Data items
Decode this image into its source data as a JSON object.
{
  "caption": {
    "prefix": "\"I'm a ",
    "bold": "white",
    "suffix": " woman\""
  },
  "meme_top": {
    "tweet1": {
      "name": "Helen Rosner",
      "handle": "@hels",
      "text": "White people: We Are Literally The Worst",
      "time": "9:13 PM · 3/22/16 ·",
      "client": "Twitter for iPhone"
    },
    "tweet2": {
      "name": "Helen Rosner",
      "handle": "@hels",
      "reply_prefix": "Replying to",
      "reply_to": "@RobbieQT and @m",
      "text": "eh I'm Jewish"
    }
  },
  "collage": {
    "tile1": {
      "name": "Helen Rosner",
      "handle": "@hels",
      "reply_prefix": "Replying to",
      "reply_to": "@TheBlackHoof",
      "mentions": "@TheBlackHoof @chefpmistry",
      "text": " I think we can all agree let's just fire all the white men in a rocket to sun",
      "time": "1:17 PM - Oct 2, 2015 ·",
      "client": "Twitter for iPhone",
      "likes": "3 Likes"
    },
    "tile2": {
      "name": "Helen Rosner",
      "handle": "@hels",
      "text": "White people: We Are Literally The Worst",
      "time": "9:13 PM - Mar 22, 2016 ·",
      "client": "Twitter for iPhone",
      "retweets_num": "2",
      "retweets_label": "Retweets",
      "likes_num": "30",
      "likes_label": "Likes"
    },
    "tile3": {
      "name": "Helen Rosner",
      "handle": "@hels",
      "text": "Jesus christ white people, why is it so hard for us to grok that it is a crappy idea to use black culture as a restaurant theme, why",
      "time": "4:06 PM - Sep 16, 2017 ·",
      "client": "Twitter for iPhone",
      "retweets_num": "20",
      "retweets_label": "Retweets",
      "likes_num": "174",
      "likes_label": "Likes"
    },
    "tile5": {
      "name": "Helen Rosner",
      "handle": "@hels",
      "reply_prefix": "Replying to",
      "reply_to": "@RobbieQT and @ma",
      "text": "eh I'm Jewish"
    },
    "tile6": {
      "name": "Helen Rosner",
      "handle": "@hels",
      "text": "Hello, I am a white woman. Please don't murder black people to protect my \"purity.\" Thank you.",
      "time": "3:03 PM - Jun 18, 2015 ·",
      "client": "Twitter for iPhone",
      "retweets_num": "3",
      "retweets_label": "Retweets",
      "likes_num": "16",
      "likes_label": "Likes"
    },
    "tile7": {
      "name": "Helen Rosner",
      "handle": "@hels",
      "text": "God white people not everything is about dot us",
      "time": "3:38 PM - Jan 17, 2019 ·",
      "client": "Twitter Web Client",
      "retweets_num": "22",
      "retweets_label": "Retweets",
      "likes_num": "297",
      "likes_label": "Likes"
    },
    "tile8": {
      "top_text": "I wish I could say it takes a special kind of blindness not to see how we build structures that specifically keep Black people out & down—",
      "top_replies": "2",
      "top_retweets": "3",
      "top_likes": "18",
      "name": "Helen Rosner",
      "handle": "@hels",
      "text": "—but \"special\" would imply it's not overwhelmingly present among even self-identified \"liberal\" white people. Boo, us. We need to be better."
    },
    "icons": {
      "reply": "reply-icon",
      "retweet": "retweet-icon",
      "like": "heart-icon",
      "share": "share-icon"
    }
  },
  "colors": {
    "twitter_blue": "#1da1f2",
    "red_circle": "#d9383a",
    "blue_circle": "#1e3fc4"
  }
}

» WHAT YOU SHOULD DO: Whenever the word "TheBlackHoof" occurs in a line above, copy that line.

» ANSWER TO THIS PROBLEM:
      "reply_to": "@TheBlackHoof",
      "mentions": "@TheBlackHoof @chefpmistry",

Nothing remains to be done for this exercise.